The Superfund program and its associated trust fund were established in 1981 to clean up the nation's worst hazardous waste sites. By statute, the cost of cleanup is to be borne by the parties responsible for the contamination, but the Environmental Protection Agency (EPA), which administers the program, pays for the cleanup when liable parties cannot be identified, no longer exist, or are unwilling or unable to undertake the job.
EPA-led cleanups and other Superfund activities are funded by an annual appropriation, which lawmakers designate as having two sources: One portion comes from the general fund of the Treasury, and the other portion is drawn from balances in the program's trust fund. In 2010, the total appropriation was $1.3 billion, and net outlays were $1.0 billion.
Originally, revenues designated for the trust fund were derived mainly from taxes on petroleum and various industrial chemicals and from a corporate environmental income tax. However, authorization for those taxes expired in December 1995. The trust fund continues to receive some money from liable parties who pay interest and penalties and reimburse EPA for its cleanup costs; but the program is now financed largely from the general fund.
This option would reinstate the taxes that expired at the end of 1995: the Superfund excise tax of 9.7 cents per barrel of crude oil or refined oil product, an excise tax of $0.22 to $4.87 per ton on various chemicals, and a corporate income tax of 0.12 percent on corporations' modified alternative minimum taxable income above $2 million. (The latter is computed by disallowing certain tax preferences allowed under the regular corporate income tax and by making other adjustments, both positive and negative, to the firm's taxable income.) Together, those taxes would yield revenues of $9 billion between 2012 and 2016 and $19 billion from 2012 through 2021. (Because excise taxes reduce the tax base of income and payroll taxes, additional excise taxes would lead to reductions in revenue from income and payroll taxes. The estimates shown here reflect those reductions.)

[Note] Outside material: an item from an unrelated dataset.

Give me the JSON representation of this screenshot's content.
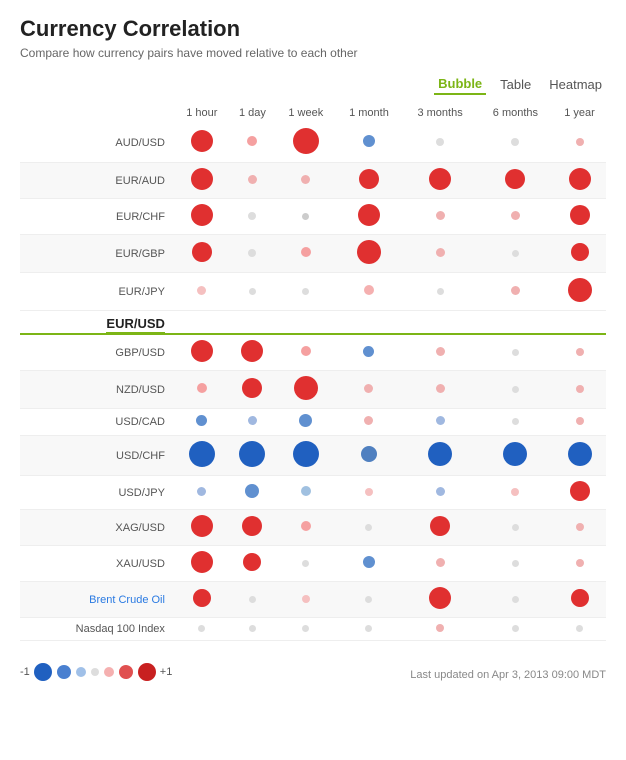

An argument in favor of the option is that reauthorizing the dedicated taxes to finance the Superfund program, rather than continuing to rely on general funds, is more consistent with the principle that entities that contribute to pollution should pay to clean up the resulting problems. Because petroleum products and various chemical feedstocks and derivatives are common sources of contamination at Superfund sites, and because hazardous chemicals are used by many medium-sized and large corporations, having producers and users of those substances-- as well as corporations more broadly--pay much of the cleanup bill would be fairer than having all taxpayers bear those costs. A second rationale is that having a stable source of funding would help maintain EPA's long-term efforts at the worst sites and continue to give responsible parties reason for concern that EPA will conduct its own cleanups and seek to recover the costs from them if they do not undertake the work themselves.
An argument against the option is that taxing all companies in an industry or all corporations above a particular size, regardless of those companies' past or current waste- disposal practices, would not provide incentives for companies to handle waste carefully or, in fact, to avoid creating it in the first place. Instead, companies would be subject to the tax without regard to their role in creating future hazardous waste sites. The tax would distort economic decisions, thus hampering rather than promoting efficiency. Another argument against the option is that it could unfairly tax current stakeholders of a business (its customers, employees, and investors) who were not responsible for and did not benefit from earlier polluting activities.
A third argument against the option is that some research spending (including spending from the trust fund) has indicates that the administrative and compliance costs of always been subject to annual appropriations, dedicated such levies are out of proportion with the relatively small taxes would provide no guarantee of stable funding. amounts of revenue they raise. Also, because Superfund